    Was it really as easy and as quick as that? Of course not. I was lucky. And dogged.
    I kept writing. After teaching at UCLA graduate extension school in 1961, I became a correspondent to the Middle East for NBC.  I wrote short stories, travel articles and plays. Writing is my life.  Over time I managed to finish eighteen books that were published to varying degrees of success by Putnam, St. Martin’s Press, Stein & Day, McGraw-Hill, and Simon & Schuster. Of my novel, “Trial,” Caroline See in the Los Angeles Times wrote: “Don’t begin this book at bedtime or you’ll be up all night . . . it’s made by a master.” And Donald Westlake, reviewing “Final Argument,” said, “Every part of it is terrific. What a wonderful piece of storytelling!”
    Those are the kind of accolades that make it all worthwhile.
    In 1970, I created a writing event which became the notorious Howard Hughes Autobiography Hoax. Hughes’ biographer, Michael Drosnin, claimed in “Citizen Hughes” that the threat of the book’s publication caused the White House to worry that I was in league with the Democratic National Committee, and presidential concert about Hughes’ revelations of bribery led o that President Nixon approved the Watergate break-in to find out if I had revealed . But that’s another story, for someone else to write.
    “Move over, Butch and Sundance, it’s not that I love you both less, just that I’ve come to love Pancho and Tom more”– the New York Times Book Review wrote that opinion about my novel “Tom Mix and Pancho Villa,” which I sometimes think is my best book, although “Trial,” followed by “Daddy’s Girl” and “Final Argument” – all legal thrillers – are the hottest sellers. I stand by them all.    
    The Chicago Tribune described my investigative book “Fake!” as “the wild, true story of three men who raped the art world . . . one of the most sophisticated suspense sagas of our time.”

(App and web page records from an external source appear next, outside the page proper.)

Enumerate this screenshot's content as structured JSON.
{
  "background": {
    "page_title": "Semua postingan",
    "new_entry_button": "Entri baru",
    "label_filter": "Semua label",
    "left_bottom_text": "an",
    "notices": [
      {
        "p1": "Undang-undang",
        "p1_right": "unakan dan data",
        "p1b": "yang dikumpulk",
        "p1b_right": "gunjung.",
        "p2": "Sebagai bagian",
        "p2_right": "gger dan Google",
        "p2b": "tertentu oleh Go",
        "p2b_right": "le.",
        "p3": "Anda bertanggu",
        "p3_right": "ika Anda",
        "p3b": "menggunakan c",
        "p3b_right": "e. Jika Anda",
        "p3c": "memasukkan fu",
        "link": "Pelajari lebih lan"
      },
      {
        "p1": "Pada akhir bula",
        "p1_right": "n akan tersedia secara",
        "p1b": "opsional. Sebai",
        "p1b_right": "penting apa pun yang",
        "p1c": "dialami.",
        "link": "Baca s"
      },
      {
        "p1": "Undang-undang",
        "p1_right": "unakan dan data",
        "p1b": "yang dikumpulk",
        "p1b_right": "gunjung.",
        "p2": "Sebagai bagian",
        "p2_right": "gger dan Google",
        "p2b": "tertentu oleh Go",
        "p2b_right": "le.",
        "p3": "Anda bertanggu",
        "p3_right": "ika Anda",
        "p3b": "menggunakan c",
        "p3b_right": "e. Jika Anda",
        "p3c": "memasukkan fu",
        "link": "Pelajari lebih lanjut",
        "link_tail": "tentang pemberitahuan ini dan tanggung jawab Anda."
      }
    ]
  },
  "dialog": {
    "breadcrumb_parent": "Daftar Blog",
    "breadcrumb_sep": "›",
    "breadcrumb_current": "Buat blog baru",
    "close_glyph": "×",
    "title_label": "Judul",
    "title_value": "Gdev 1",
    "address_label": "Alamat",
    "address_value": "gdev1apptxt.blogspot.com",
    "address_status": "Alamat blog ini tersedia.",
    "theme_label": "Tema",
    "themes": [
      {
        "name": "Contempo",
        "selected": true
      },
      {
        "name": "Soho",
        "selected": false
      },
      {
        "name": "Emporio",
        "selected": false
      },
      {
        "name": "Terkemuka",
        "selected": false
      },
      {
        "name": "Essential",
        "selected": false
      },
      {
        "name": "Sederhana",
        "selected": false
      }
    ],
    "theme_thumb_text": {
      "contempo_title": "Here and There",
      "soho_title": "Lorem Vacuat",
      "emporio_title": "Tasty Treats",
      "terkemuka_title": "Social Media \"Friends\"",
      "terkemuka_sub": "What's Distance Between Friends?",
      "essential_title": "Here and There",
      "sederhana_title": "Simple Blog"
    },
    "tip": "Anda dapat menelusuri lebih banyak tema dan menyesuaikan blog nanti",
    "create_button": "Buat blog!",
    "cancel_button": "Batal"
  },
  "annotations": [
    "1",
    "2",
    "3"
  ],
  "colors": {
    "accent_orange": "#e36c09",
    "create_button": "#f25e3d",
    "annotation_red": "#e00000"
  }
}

    Twenty five boxes of my manuscripts, notes, journals and correspondence have been stored by the Center for American History at the University of Texas (Austin), which acquired the archive from me in 2013.    

Bibliographic information